#pragma once

#include <vector>

// This class represents a rectangular maze of a given width and height.  A maze
// is made up of cells. Adjacent cells either have a wall between them or not.
// If not, then the adjacent calls are part of the same path.
// Cells are numbered from left to right as 0 - (n-1) where n is the total
// number of cells in the maze.
// A Maze instance is immutable.
class Maze
        // Pass in a function used to generate the wall configuration.
        template<typename Func>
        Maze(std::size_t width, std::size_t height, Func generateWalls) :

        // The number of cells in this maze.
        std::size_t size() const
            return numCells;

        // Get the neighbor to the east of the given cell.
        std::size_t neighborToTheEast(std::size_t cell) const
            return cell + 1;

        // Get the neighbor to the south of the given cell.
        std::size_t neighborToTheSouth(std::size_t cell) const
            return cell + width;

        // True if the given cell is in the last row of the maze.
        bool lastRow(std::size_t cell) const
            return (cell >= (numCells - width));

        // True if the given cell is in the last column of the maze.
        bool lastCol(std::size_t cell) const
            return ((cell+1) % width) == 0;

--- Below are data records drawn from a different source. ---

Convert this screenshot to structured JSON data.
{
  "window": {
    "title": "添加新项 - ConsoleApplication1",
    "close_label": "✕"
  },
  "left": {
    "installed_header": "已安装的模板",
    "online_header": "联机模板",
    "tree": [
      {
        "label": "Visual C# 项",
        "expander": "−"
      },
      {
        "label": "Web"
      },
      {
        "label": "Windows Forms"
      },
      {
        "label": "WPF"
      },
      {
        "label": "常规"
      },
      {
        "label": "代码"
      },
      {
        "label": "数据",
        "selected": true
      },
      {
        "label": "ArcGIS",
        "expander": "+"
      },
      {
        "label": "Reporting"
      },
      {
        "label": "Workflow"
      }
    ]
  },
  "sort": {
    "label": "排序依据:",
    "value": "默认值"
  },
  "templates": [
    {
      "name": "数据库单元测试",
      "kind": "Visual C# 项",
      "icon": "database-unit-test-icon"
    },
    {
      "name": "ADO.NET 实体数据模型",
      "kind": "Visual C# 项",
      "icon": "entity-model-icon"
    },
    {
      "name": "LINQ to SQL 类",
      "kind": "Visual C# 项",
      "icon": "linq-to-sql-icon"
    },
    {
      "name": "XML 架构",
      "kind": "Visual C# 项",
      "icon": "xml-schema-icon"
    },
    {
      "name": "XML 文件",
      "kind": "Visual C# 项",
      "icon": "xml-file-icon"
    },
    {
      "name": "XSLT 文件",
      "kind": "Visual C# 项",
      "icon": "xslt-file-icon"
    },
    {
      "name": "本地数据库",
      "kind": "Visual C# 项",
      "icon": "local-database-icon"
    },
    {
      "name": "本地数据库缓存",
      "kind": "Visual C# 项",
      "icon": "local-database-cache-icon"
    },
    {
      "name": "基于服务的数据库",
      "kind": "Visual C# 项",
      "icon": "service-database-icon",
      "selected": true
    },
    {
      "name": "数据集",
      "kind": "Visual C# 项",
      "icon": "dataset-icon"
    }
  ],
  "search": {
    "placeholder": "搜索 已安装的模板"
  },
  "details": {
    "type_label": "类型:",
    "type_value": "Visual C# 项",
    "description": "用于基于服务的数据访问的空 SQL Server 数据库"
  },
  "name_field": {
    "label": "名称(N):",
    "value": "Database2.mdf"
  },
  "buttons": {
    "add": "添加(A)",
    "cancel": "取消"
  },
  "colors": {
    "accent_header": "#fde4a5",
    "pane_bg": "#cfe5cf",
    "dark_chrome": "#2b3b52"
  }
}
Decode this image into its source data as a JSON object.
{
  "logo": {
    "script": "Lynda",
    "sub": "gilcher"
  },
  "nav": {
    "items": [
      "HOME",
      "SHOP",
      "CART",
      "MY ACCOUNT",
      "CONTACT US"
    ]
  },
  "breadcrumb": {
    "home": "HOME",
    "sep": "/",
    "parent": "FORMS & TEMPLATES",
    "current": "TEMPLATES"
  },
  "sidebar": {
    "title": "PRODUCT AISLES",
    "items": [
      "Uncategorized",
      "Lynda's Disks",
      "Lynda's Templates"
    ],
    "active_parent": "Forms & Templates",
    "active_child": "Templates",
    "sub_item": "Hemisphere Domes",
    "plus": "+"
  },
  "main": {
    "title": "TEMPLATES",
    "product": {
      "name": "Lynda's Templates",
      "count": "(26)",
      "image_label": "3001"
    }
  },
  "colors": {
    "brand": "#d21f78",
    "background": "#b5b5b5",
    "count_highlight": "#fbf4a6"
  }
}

        // Call a function for every cell in the maze. This is useful for
        // printing the maze to the console.
        template<typename Func>
        void traverse(Func callback) const
            for(std::size_t i = 0; i < numCells; i++)
                callback(walls[i], walls[numCells + i], lastCol(i), lastRow(i));

        std::size_t width;
        std::size_t height;
        std::size_t numCells;

        // The walls of the maze are represented as vector of bools, where the
        // wall to the east of cell n is wall n, and the wall to the south of
        // cell n is wall numCells + n.  True means there is a wall between two
        // cells.  False means there is a passage between two cells.
        // Initialized in the ctor.
        std::vector<bool> walls;

Notice that the entire state of a maze is width, height, and a vector of bits describing its walls. (The data member numCells is an optimization to reduce the number of width * height calculations to one.) The member functions provided are limited to what I needed to generate the maze and to implement traverse() to print it.


We looked a four possible data structures to use for the representation of a maze. We did a casual analysis of each. Of those considered, I like the “Vector of Edges” because it is simple and efficient. In the, I discuss why I am passing an initialization function in to the constructor.

Written on August 8, 2015